Recently, I took it across the ocean to Madrid and Seville to speak to over 3,500 young people ages 15-20 as part of an organization to promote positivity and inspiration to young people all over the world.
On a more “local” level, I correspond to people individually through my website, and have received many emails over the years from people for whom my site has been an inspiration, a comfort, a resource, and a cyber hug for patients and caregivers alike.
EYE: What is the best thing about being bald?
SHARON: There are so many!! I save so much time and money! It’s wash ‘n wear! It takes 10 minutes or so to shave, and “voila!” I am ready to go! Losing my hair was the gateway to me seeing myself, truly seeing ME.
When I looked in the mirror for the first time after I shaved my head during chemo, I looked straight into my own eyes. I was completely clothed, and yet I was never more naked. No frills. Just me, Sharon.
“I feel clarity of purpose and a sharp focus for my passion and ambition.”
EYE: What does it mean to you to be 38, an advocate and cancer-free?
SHARON: It means the world to me. I feel clarity of purpose and a sharp focus for my passion and ambition. I feel empowered. It means so much that I took what was a spark, an idea, and have made my vision into reality — in some cases, making my dreams come true! It fills my heart and soul with gratitude and love.
EYE: What makes you such a good role model – a “modern day crusader” – for those struggling in their own personal journey?
SHARON: My young age, fresh approach, positive and upbeat attitude makes me available and relatable to people from all walks of life.
And my groovy glam fashionista photos are fun to look at, too! Seriously, though, I have received emails from men, women, and children from all over the world and feel so blessed and honored to be someone that they feel they can reach out to for the support they need during such a challenging, life-changing journey.
I am especially gratified to know that many ovarian cancer patients have found me and are inspired to share in spreading the word about this “silent killer.”
If just one person was given a little more hope and empowerment from my “Bald is Beautiful” message, then mission accomplished…and I must continue to bring it to the masses!
EYE: Will you ever grow your hair again?
SHARON: Maybe. When I first started the website, I decided I would stay bald for a year and see what happens. When things started to really connect in 2008, I extended the timeline to my five-year cancer-free anniversary.
At that point, I had really begun to have some real momentum and success, so I finally decided that I would let it ride and that I would know if and when it would be the “right time” to play around with a new hairdo.
If I don’t like it, I know I can always shave it off and start over again!
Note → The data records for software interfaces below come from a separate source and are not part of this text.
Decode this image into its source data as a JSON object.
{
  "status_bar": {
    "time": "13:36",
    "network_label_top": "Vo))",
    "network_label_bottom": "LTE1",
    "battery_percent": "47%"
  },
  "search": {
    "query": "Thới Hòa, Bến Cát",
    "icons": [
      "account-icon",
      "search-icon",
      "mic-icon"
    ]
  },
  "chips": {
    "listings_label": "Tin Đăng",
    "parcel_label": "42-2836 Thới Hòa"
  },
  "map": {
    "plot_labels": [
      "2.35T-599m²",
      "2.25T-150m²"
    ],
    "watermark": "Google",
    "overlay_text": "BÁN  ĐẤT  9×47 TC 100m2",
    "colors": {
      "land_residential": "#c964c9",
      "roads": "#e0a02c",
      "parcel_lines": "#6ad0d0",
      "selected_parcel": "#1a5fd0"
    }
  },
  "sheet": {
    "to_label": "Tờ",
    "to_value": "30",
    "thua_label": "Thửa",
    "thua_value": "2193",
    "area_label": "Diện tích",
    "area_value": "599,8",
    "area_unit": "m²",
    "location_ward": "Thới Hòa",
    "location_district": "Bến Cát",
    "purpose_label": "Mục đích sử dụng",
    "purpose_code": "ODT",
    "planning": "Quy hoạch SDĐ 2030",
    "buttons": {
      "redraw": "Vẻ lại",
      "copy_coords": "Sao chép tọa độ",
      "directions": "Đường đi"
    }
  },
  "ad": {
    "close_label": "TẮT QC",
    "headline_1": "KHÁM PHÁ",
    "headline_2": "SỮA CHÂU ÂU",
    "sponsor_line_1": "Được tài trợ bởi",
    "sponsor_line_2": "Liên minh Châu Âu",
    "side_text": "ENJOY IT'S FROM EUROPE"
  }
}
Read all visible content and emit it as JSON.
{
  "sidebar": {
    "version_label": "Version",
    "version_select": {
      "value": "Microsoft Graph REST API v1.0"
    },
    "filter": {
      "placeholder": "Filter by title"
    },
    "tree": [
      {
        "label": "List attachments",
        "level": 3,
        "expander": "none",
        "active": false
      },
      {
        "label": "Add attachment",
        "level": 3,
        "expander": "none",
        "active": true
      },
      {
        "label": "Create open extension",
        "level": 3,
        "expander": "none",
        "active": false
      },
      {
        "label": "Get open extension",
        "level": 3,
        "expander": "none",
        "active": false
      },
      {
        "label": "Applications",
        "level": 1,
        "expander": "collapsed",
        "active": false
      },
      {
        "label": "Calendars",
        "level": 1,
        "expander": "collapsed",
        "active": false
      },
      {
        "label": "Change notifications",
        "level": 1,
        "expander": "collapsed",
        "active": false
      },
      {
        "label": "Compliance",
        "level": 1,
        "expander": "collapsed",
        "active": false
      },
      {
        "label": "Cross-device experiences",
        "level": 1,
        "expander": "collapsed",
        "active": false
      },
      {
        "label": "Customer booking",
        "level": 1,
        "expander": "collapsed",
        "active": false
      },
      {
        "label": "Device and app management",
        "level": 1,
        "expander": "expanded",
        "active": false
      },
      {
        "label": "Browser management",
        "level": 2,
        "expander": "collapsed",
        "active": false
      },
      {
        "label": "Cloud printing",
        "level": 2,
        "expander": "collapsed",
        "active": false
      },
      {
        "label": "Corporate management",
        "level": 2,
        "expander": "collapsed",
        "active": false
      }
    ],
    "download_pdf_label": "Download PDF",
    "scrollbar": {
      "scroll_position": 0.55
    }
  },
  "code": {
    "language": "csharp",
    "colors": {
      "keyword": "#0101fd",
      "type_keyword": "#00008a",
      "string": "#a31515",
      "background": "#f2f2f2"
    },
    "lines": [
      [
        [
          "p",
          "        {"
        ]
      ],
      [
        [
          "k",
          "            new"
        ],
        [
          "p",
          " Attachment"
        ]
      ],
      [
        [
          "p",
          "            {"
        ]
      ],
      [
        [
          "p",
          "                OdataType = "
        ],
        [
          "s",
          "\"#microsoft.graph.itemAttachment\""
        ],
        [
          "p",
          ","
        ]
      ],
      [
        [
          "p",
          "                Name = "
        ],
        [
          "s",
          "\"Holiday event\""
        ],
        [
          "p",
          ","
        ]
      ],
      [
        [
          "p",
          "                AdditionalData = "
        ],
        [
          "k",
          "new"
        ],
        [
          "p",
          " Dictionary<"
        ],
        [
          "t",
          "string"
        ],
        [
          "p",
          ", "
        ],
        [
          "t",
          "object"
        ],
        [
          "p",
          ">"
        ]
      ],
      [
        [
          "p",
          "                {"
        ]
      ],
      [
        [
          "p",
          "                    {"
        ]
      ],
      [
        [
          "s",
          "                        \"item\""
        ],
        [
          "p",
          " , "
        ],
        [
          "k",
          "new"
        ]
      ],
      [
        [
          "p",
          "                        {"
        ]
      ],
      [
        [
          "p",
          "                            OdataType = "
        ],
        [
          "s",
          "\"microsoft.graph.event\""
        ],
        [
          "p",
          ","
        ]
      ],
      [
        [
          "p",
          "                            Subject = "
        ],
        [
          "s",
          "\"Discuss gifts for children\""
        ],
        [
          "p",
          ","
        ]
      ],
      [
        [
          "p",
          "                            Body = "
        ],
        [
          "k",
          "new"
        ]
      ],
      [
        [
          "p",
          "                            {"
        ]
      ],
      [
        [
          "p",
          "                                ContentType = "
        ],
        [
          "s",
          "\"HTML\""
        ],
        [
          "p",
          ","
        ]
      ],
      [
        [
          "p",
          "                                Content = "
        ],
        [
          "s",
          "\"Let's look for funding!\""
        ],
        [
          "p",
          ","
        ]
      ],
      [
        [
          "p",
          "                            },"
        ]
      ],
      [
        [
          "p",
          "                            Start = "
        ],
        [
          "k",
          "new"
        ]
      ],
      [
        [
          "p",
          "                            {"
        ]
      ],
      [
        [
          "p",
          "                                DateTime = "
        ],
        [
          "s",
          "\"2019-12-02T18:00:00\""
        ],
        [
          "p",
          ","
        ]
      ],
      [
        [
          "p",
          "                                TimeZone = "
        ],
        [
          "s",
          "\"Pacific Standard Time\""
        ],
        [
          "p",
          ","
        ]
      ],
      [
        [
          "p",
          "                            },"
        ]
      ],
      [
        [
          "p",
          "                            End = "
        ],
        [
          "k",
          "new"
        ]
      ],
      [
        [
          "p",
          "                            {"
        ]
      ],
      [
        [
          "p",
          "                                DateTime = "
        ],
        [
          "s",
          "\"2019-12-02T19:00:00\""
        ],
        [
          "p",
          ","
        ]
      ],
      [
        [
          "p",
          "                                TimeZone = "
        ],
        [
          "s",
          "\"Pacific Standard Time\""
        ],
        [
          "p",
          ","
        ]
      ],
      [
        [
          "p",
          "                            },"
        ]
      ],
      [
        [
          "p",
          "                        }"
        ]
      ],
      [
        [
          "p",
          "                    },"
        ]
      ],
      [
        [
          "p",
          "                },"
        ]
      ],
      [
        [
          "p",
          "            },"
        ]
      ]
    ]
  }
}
For now, I shave about once a week. And for the foreseeable future, it’s “Bald Is Beautiful” all day, every day!
EYE: What are your future goals?
SHARON: I am currently writing a book. But my pie-in-the-sky dreams for “Bald is Beautiful” are these: 1) a billboard in Times Square, 2) a major brand cosmetics’ campaign, 3) a fashion spread, 4) an interview with Oprah, 5) a recurring role on a TV series to keep putting the image in people’s minds on a regular basis.
EYE: If there is one “take away” from your amazing journey, what would it be?
SHARON: It’s all about attitude. It’s about finding your inner bald woman in life whether you have hair or not. It’s about letting what’s inside you define who you are. Just walk tall.
EYE: I am so glad that I got to meet you. We’ll be watching for your documentary in September! See you in Times Square!!!